Tested by that rule, it is clear that the equity of the plaintiff is superior to that of the defendant, as the latter never filed any other notice of claim than that which preceded the return of the plats of survey into the local land-offices.
Other defences failing, the defendant contends that the plaintiff failed to comply with the requirements of the pre-emption laws in other respects; but the court is of the opinion that the defence in that regard is not made out, it appearing that he had a dwelling-house thereon, of which he was the lawful owner, and that his occupancy was continuous, either in person or by his tenant. 5 Stat. 455, sect. 10; 1 Lester's Land Laws, 424.
Beyond doubt, the declaratory statement of the defendant was a nullity, as it was filed at a time when the act of Congress gave it no effect; and it is equally clear that the notice of claim was not seasonably filed by the plaintiff, but the entry and settlement of the plaintiff were first made,-from which it follows that the equity, as between him and the defendant, is decidedly in his favor, the universal rule in such cases being that in the adjustment of such controversies the superior equity must prevail. Story, Eq. Jur. (9th ed.) sect. 64 d. Qui prior est in tempore potior est in jure. Jeremy, Eq. Jur. 285, 286; Boone v. Chiles, 10 Pet. 177; Adams's Equity (ed. 1872), 148.
Nor does the plaintiff rely entirely upon the proposition that his is the superior equity, which of itself is sufficient to show that the judgment below must be affirmed; but it also appears that the parties were fully heard before the Land Department, where the decision was in his favor, and that he now holds the patent for the land; from which it follows that the legal title is in the plaintiff.
Neither of the parties complied strictly with the law in filing the declaratory statement; but inasmuch as the plaintiff holds the legal title and the superior equity, it is clear that the defendant has no such standing in court as will justify a court of equity in interfering in his behalf.
Complaint is made by the defendant of the decision of the Land Department in granting the patent to the plaintiff, but it is too clear for argument that no case is made to warrant the court here in reversing that decision. Shepley v. Cowan, 91 U.S. 330; Moore v. Robbins, 96 id. 530.
Reference to these authorities is sufficient to show that the defendant is not entitled to the relief asked; but if the law were otherwise, it would not benefit the defendant, as he does not show what questions were litigated before the land-officers, nor does the record contain any specification as to what the rulings of the officers were in regard to any particular point. It appears that there was a contest between the parties there, and that the case was decided in favor of the plaintiff; but the grounds of the decision are not stated. Such being the state of the pleadings, it is impossible to say that any error of law was committed by the tribunal.
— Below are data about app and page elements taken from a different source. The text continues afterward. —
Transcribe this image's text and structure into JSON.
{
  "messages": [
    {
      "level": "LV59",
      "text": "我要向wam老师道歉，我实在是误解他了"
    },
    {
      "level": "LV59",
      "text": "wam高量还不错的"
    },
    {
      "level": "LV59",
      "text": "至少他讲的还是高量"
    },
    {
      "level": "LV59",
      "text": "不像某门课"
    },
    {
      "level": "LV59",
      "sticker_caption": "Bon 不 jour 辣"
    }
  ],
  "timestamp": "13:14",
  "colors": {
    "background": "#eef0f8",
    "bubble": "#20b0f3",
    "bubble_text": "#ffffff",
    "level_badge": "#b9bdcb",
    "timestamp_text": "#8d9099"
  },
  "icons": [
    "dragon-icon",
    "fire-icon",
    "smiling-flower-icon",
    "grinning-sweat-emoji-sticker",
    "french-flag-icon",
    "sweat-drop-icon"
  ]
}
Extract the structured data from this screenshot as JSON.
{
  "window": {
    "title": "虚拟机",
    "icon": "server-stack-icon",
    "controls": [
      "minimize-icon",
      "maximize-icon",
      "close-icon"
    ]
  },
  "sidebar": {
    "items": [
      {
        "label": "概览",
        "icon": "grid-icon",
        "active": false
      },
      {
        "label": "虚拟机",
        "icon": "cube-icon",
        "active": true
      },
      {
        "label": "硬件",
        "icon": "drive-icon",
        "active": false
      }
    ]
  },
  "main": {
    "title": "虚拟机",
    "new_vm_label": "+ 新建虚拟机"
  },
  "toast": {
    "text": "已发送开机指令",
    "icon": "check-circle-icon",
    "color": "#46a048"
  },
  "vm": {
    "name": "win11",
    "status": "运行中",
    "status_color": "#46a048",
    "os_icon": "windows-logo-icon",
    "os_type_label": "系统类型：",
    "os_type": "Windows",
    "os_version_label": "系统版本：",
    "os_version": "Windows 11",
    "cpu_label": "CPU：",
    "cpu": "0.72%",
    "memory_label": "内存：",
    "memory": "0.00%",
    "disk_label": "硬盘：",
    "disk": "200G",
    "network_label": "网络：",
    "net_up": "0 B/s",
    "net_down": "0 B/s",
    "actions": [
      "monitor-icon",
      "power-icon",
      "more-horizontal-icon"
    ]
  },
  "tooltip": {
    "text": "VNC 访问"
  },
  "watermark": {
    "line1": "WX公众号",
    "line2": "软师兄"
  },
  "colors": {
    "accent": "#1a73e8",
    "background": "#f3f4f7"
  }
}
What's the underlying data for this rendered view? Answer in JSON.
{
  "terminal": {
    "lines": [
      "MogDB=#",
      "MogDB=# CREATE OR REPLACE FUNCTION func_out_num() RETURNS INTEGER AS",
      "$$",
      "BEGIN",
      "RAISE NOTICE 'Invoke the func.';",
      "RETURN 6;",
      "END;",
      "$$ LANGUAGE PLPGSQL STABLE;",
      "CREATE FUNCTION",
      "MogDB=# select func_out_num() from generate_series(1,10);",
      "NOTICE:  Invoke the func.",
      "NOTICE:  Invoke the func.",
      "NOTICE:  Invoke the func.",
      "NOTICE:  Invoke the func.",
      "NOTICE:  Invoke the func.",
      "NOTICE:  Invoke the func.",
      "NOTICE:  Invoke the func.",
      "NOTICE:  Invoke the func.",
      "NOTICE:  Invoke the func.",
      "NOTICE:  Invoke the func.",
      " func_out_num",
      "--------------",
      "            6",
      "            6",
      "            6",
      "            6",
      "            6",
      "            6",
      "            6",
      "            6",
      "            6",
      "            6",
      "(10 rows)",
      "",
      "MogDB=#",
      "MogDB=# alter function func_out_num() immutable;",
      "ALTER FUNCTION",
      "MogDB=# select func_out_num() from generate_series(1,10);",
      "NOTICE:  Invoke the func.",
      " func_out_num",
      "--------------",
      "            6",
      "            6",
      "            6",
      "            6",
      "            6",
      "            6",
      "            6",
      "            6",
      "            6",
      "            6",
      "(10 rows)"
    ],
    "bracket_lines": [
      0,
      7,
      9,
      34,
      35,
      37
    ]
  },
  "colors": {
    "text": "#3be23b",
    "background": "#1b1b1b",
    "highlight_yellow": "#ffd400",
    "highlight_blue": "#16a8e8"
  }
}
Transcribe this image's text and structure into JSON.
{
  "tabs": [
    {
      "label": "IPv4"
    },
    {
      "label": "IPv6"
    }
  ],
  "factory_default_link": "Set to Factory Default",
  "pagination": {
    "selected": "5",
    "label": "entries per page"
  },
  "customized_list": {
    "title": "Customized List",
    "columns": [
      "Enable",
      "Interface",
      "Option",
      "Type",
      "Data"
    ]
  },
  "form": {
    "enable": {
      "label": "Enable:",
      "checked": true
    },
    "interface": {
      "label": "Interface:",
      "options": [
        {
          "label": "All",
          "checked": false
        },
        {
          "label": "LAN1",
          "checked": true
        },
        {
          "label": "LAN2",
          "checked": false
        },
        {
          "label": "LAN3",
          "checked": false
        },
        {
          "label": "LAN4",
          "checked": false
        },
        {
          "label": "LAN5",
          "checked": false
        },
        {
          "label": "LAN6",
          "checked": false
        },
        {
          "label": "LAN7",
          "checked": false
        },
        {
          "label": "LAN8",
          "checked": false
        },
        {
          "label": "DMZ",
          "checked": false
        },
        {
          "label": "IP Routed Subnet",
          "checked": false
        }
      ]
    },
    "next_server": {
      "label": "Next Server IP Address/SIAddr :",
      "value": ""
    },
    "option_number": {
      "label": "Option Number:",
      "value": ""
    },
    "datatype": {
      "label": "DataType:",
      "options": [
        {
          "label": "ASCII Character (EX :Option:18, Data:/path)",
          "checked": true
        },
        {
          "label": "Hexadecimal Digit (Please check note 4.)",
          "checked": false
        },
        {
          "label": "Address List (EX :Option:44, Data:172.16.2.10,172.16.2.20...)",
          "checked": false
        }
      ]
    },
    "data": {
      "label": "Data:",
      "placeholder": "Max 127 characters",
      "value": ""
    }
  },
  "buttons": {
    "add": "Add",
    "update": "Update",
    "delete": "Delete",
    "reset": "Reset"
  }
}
Viewed in any light, it is clear that there is no error in the record, and the assignment of errors must be overruled.